▶ [Data]

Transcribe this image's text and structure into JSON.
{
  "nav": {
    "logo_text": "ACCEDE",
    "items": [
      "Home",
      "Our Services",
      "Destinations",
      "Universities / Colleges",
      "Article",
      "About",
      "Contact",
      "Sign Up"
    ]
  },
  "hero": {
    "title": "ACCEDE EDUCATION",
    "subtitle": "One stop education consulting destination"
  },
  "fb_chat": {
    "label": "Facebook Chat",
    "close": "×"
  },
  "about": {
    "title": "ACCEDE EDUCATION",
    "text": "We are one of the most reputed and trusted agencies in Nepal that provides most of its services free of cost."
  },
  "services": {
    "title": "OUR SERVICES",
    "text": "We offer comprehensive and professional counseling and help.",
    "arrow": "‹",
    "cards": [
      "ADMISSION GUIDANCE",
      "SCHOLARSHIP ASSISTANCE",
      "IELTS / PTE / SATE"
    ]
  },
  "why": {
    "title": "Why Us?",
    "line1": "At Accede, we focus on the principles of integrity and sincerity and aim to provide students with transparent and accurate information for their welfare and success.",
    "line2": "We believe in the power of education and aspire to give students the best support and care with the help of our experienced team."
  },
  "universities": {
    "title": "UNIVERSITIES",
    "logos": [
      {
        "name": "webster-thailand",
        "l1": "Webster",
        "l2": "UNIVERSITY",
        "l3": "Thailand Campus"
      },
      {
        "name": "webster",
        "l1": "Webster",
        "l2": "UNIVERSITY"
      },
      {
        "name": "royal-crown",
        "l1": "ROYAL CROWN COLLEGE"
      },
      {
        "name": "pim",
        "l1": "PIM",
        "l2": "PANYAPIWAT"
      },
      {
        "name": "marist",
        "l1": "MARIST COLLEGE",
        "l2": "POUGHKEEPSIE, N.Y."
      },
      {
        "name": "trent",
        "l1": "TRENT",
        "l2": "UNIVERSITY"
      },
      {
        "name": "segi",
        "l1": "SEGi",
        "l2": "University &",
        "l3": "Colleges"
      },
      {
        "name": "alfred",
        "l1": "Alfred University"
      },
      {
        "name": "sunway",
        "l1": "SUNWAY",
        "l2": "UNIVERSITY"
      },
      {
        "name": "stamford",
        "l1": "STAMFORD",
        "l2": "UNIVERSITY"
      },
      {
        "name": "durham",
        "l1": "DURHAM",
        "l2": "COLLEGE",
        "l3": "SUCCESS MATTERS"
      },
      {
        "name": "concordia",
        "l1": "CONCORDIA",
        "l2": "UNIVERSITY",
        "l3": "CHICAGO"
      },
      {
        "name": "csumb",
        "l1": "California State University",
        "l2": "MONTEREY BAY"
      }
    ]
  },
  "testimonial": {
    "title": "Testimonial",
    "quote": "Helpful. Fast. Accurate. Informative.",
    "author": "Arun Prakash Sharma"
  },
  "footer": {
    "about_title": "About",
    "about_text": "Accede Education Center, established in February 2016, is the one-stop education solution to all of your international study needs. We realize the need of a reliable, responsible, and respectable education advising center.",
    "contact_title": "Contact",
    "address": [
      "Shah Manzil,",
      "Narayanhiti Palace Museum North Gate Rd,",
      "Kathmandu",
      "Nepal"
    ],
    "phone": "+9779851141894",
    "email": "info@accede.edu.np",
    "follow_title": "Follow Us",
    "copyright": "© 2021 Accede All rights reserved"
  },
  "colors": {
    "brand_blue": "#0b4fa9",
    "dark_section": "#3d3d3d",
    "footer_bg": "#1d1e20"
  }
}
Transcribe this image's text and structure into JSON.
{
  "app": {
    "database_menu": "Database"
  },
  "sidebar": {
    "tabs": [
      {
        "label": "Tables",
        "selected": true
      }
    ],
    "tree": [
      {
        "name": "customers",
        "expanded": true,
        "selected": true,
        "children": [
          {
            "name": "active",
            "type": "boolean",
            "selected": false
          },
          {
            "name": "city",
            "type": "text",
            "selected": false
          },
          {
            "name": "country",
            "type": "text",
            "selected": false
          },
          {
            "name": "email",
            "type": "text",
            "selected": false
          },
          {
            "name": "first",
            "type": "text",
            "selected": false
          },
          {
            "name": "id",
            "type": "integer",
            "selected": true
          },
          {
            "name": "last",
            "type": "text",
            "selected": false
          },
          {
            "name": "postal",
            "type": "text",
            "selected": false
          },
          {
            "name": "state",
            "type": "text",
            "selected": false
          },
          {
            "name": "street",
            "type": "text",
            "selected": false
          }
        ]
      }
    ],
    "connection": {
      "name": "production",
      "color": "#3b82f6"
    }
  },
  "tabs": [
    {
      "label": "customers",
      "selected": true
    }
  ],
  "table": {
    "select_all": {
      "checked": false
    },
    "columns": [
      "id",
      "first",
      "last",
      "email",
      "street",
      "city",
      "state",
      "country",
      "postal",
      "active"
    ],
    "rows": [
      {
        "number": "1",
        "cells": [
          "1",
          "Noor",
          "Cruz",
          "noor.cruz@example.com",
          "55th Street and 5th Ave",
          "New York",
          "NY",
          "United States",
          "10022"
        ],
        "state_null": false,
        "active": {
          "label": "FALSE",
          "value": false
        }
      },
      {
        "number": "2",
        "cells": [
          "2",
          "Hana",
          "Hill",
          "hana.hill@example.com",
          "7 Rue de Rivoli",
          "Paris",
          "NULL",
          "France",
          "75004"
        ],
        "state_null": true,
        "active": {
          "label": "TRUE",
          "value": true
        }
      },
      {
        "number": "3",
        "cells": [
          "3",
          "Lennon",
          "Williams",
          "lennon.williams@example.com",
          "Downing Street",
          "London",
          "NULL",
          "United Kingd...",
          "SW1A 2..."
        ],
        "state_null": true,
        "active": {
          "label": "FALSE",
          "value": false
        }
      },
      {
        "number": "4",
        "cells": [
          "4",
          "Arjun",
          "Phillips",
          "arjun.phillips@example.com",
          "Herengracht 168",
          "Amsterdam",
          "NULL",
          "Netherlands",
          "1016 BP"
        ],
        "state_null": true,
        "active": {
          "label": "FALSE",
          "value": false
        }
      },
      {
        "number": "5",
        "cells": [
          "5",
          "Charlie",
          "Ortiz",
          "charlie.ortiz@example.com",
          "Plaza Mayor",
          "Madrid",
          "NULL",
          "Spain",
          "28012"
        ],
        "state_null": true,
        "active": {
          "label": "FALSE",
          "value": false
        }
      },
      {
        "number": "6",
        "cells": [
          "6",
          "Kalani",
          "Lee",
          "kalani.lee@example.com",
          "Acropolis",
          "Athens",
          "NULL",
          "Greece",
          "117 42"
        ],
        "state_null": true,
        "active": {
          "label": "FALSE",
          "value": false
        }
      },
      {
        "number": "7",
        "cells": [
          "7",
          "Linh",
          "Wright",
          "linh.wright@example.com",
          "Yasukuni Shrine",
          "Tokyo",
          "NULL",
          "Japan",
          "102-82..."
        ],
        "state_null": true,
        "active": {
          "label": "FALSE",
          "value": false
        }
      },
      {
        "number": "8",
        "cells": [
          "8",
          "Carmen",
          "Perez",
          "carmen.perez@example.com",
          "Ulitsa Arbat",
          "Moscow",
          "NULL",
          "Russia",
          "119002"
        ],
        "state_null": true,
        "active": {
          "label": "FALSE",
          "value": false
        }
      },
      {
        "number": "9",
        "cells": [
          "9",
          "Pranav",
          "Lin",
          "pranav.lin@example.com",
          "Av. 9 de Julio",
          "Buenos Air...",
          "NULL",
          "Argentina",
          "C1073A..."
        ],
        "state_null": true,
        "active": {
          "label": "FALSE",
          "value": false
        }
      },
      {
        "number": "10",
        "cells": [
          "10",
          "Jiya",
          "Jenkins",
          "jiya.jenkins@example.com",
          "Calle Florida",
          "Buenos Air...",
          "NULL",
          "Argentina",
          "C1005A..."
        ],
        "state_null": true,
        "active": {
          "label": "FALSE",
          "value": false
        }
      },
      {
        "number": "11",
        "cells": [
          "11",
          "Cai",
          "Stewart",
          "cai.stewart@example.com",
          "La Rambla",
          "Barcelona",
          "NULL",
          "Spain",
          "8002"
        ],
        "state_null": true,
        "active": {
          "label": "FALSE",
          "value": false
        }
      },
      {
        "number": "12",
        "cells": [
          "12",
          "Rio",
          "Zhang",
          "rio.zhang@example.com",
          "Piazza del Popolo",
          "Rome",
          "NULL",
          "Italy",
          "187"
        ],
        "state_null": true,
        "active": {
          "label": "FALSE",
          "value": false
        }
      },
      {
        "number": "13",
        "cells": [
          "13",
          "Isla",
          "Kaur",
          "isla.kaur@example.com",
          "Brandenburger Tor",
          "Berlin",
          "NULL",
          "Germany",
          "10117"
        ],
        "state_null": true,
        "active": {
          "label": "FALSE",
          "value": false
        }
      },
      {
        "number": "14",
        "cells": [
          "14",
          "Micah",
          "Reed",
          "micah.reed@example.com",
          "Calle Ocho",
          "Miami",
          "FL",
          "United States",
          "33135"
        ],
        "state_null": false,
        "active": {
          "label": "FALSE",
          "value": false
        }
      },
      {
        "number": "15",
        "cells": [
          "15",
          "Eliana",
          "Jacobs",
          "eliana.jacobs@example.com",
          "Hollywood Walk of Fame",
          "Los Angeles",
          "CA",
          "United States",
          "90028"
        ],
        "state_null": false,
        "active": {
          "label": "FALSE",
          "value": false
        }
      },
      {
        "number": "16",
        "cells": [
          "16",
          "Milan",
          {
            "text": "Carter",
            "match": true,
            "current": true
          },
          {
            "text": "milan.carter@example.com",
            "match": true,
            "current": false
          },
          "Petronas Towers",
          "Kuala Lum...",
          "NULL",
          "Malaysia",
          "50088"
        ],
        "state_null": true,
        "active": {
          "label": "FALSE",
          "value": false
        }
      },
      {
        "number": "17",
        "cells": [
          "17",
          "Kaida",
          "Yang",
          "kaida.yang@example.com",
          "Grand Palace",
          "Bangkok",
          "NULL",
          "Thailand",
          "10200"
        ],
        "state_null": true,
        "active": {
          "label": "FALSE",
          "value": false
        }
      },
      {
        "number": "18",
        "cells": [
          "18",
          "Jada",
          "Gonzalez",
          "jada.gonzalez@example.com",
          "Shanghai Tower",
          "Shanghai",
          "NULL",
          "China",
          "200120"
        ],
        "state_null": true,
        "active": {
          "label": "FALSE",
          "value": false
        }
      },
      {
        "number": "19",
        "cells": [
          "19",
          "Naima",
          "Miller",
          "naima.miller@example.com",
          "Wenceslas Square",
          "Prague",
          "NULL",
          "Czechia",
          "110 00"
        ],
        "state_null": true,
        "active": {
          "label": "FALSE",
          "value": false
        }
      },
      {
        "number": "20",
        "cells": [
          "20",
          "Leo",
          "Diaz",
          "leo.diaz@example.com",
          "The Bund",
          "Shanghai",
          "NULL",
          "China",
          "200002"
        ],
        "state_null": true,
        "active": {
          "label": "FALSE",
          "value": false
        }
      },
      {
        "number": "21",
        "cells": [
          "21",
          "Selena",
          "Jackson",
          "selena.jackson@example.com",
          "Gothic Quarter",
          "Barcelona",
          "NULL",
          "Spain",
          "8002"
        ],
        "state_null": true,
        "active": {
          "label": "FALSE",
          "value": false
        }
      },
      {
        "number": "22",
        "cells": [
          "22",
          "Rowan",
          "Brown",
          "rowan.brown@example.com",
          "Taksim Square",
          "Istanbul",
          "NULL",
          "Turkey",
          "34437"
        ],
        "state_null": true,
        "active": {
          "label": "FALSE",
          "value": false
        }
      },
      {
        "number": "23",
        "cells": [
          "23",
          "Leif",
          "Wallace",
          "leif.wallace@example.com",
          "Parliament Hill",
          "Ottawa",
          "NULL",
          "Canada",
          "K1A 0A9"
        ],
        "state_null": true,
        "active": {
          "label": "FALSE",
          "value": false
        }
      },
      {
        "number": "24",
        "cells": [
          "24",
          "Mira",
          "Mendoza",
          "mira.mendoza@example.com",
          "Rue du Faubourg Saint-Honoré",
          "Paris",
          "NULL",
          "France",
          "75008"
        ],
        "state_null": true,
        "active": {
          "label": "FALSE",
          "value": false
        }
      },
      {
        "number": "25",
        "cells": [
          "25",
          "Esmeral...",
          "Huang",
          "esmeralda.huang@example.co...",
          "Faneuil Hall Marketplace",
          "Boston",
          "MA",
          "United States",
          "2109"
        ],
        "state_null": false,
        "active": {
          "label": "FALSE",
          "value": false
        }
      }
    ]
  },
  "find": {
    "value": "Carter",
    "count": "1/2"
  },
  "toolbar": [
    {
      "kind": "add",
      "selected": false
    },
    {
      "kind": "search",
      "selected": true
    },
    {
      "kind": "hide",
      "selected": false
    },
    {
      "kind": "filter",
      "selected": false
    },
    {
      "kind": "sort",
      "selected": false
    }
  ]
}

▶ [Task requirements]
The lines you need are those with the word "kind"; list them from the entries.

▶ [Answer for this exercise]
      "kind": "add",
      "kind": "search",
      "kind": "hide",
      "kind": "filter",
      "kind": "sort",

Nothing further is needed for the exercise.